One point of today’s show is that surmising we do.
The stories we tell ourselves about others. Last time we talked a bit about self-delusion and our ability to lie to ourselves. But today it’s about our ability to tell ourselves lies about others. Well, to be fair, things that might be lies. We just don’t know. And mostly, we don’t take the time or trouble to find out.
Evidence-based leadership wasn’t known by that term when it first dawned on me that in business I needed to follow evidence coupled with my intuition. I’m intuitive. Very much so. Subtle cues don’t go unnoticed. I wasn’t yet 30. I was running a retail company and had a direct report who I had a good intuition about. Months into hiring him something happened. I caught him at work with some marijuana. It was the early 1980s. I wasn’t naive to marijuana, but this man was a number of years older than me and I remember being so disappointed not just in him, but in myself. For failing to know I had hired a guy with such a lack of character to be that irresponsible at work. And he was part of my leadership team, making it all the more dreadful. At that moment, I remember looking for books and advice from mentors on how I could incorporate evidence more in my own leadership. It was my first real “gotcha” moment where my intuition had let me down. So I felt.

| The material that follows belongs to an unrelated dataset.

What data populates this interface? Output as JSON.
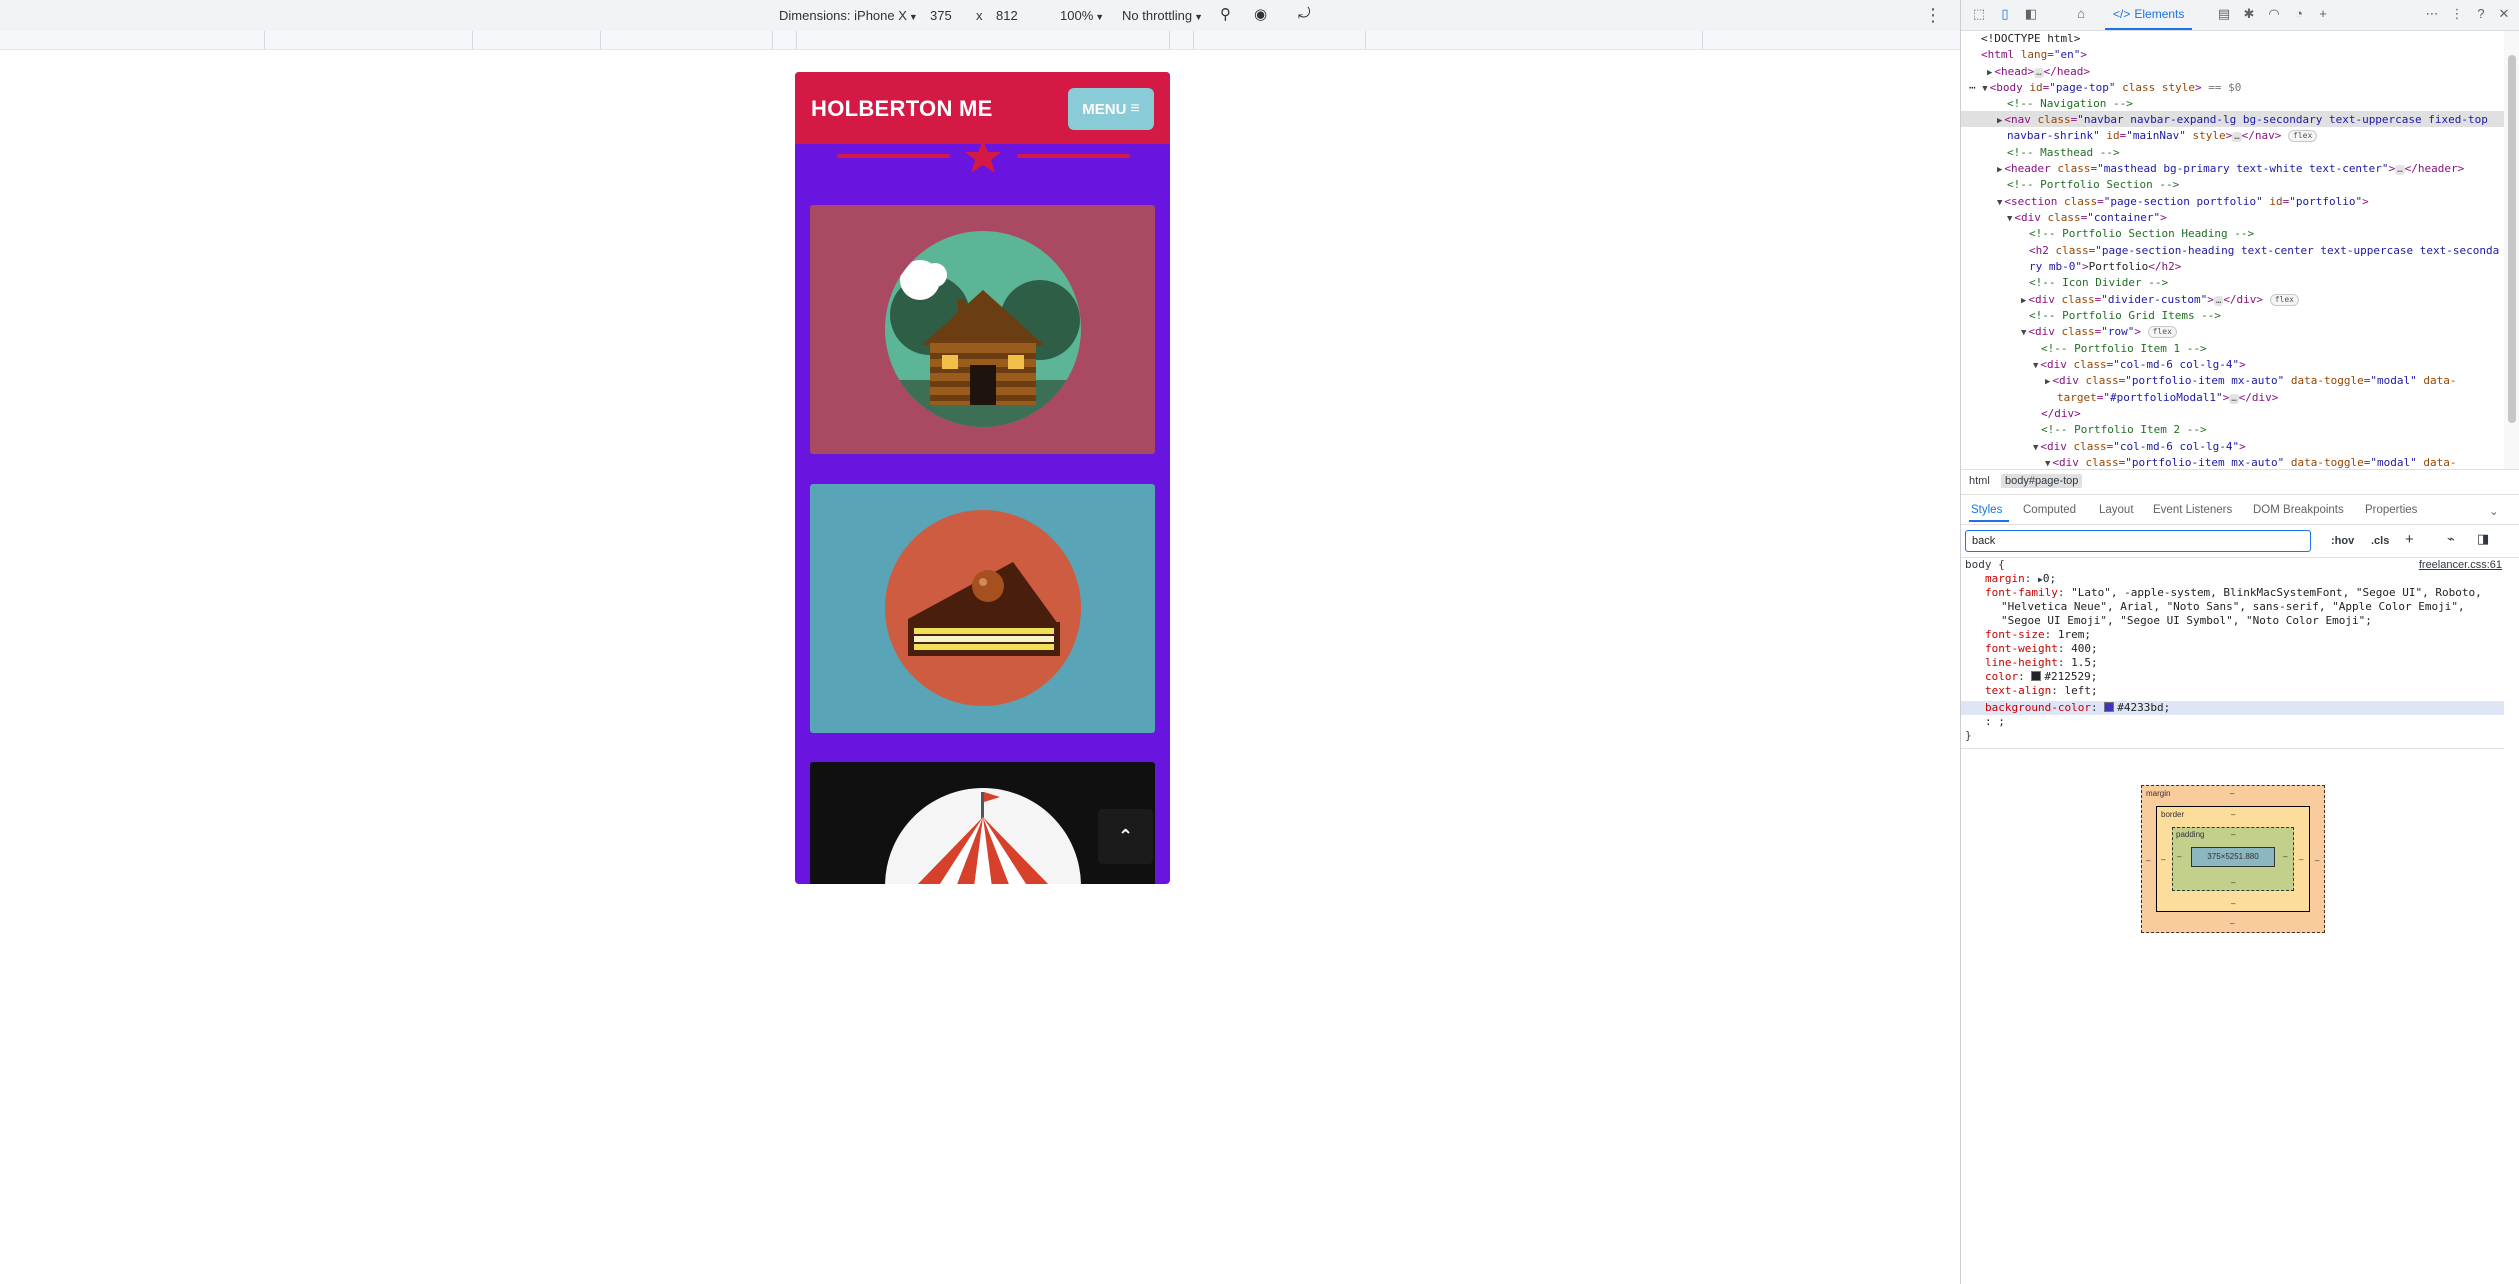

The Internet wasn’t around yet so I remember looking for books, magazine articles, or anything else I could on how to improve how I was seeing things. And people.
People hadn’t been a real problem because of my habit of asking lots of questions and doing my best to figure people out. But, as I had now learned, people can fool you.
I had thought better of him. Not worse.
Things Aren’t Always What We Think
I used to say, “Things aren’t always as they appear” until I realized that appearances vary. Some things are exactly as they appear or seem. Some aren’t. But we all form opinions and judgments – the things we decide to think.
The evidence can range from non-existent to flimsy to rock-solid.
Maybe this year we can collectively do better at avoiding surmising things about each other. Maybe we can extend more grace, compassion and understanding to one another.
Let’s at least try.